1

I could imagine that times then were hard and food somewhat scarce. A whole loaf of bread divided equally would be a small meal and a bottle of wine could serve well to wash down the bread. I could not imagine that Jesus would only give a tiny peace of cracker and a thimble of grape juice.

Are there any historical writings that mention the actual quantity of these that Jesus had portioned?
How much did Jesus have himself? enter image description here

2

It would have actually been a pretty lavish meal. It was Pesach. That means it was the "seder" for Passover, the communal dinner to celebrate that Feast day. It is the only feast day that is celebrated, to this day, at home. That is, in someone's home or homelike setting. A Passover Seder is one of the primary Feasts (MoAdim) Moshe (Moses) laid out in the Torah, that is the first 5 books of what is now called the Old Testament scriptures (of the Jews, Messianics and Christians).

Jews (remember, Jesus was a Jew and was then still in complete obedience to the Mosaic law) saved up all year, and many still do, for that feast meal.

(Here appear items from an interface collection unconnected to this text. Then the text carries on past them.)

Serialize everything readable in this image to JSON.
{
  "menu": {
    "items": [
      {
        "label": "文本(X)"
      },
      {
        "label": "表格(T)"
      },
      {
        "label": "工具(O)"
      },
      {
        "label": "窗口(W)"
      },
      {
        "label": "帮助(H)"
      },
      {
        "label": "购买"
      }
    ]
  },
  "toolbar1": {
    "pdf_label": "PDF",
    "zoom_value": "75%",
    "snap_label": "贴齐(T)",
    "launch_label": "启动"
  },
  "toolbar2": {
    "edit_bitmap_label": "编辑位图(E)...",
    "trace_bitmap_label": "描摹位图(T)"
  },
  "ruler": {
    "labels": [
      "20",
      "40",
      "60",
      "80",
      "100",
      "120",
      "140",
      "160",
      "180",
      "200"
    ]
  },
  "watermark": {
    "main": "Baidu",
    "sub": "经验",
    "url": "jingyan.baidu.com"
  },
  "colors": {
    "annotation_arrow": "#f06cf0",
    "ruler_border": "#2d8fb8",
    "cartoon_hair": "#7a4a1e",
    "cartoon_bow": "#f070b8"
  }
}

Family came from all around, even other lands, and it was one of 3 "pilgrim" feast days in that the adult males had to go to Jerusalem to observe, if they could. That's why Jesus had someone go and find the man who had "prepared" for them "the meal." Passover is always done with matzah and wine. Matzah is just the hebrew word for unleavened bread. Y'shua (Jesus) served that day and the next as "'the Lamb of God" who takes away the sins of the world,'" just as John the Baptizer said of him, and also as the First Fruits (of the New Covenant). See Hebrews 13:11-16:

The high priest carries the blood of animals into the Most Holy Place as a sin offering, but the bodies are burned outside the camp. 12 And so Jesus also suffered outside the city gate to make the people holy through his own blood. 13 Let us, then, go to him outside the camp, bearing the disgrace he bore. 14 For here we do not have an enduring city, but we are looking for the city that is to come. 15 Through Jesus, therefore, let us continually offer to God a sacrifice of praise—the fruit of lips that openly profess his name. 16 And do not forget to do good and to share with others, for with such sacrifices God is pleased.

1

The amount of bread and wine that Jesus used at the Last Supper communion would not have been a great quantity.

22 And as they were eating, he took bread, and when he had blessed, he brake it, and gave to them, and said, Take ye: this is my body. 23 And he took a cup, and when he had given thanks, he gave to them: and they all drank of it. 24 And he said unto them, This is my blood of the covenant, which is poured out for many. - Mark 14:22-24

Some translations say a loaf [of bread].

Seeing that Jesus did this during the course of the Passover Feast, the need for a large quantity of bread or wine would not have been necessary. It could also be noted that Jesus took the cup (singular) and not cups of wine demonstrating that the quantities of both would not have been great. It was probably one [loaf of] bread and one cup of wine. The symbolism of this gesture is quite profound.

The actual Passover Feast or Pasch that was also celebrated that day would have been a different story altogether. The size of [the loaf of] bread used by Jesus in the post Pasch communion of the gospels is not known to us.

0

Quite a lot

They're having a meal together. So all must have eaten till they are full of bread and drink.

What do we expect? That they have "communion" and after that all of them go their separate way for extra meals at local KFC equivalent?

In fact, communion in the beginning must be quite a lot too.

http://biblehub.com/1_corinthians/11-21.htm

Paul complain that some are full and drunk. The rest don't get any. So yea the wine must be alcoholic too.

Currently christians use grape juice and a tiny winiy bread. So much for "real" experience of communion.

Your Answer

By clicking “Post Your Answer”, you agree to our terms of service, privacy policy and cookie policy